I just noticed that its been almost three weeks since my last post, and closer to four weeks since my last substantive post. There hasn't been much excitement in my life this month (maybe I should consider joining the [ profile] non_entities group!), though I did vicariously enjoy [ profile] skyring's adventures in London, and the various stories from the [ profile] bookcrossing convention in Fort Worth. I've also been following the news coverage of the new Pope, but haven't resolved my own feelings and thoughts about the election enough to post on that topic.

My wife and I have been trying to plan a short getaway as a make up for our anniversary, since the week of our anniversary was a hectic week that didn't leave us any time to do something for ourselves. Unfortunately, we are having trouble finding an affordable destination that we both will enjoy. It has to be a short trip, as we have quite a bit of other travel planned, and work issues are conspiring to limit our travel time. Hopefully we'll come up with something, as we really need to get away, even if its only for a couple of nights.

My best friend from my college days is going to be in town this weekend. I've long considered him to be a bit commitment-phobic on the relationship front, so I was surprised to learn recently that he's engaged. We haven't gotten together in a couple of years, so I'm looking forward to them coming over for dinner on Friday.

On Sunday, my parents arrive to take our younger daughter to the beach for a few days. They'll spend the night Sunday before continuing on to Virginia Beach, and then again on Thursday night before going to visit my brother in Maryland.
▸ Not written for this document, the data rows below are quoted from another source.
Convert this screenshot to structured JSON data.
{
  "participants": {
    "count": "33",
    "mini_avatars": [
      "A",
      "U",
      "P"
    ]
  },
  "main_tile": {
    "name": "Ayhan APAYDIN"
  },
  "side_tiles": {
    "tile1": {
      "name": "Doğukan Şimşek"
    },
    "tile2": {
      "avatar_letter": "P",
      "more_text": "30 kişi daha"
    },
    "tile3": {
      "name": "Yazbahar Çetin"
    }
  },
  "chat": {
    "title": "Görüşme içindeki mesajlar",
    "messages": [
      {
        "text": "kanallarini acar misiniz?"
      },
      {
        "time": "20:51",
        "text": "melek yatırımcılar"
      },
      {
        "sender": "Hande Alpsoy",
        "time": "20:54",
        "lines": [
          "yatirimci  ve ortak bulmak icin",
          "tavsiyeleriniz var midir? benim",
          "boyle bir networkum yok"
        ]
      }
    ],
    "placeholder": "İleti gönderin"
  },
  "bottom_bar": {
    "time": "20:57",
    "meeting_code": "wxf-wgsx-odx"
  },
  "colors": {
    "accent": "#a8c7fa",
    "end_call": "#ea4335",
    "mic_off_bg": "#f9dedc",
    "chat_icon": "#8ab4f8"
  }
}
Its always good to seem my parents, and the girls are looking forward to seeing their grandparents.

So, it looks like I'll be a bit busier for a few days. At least it isn't chores...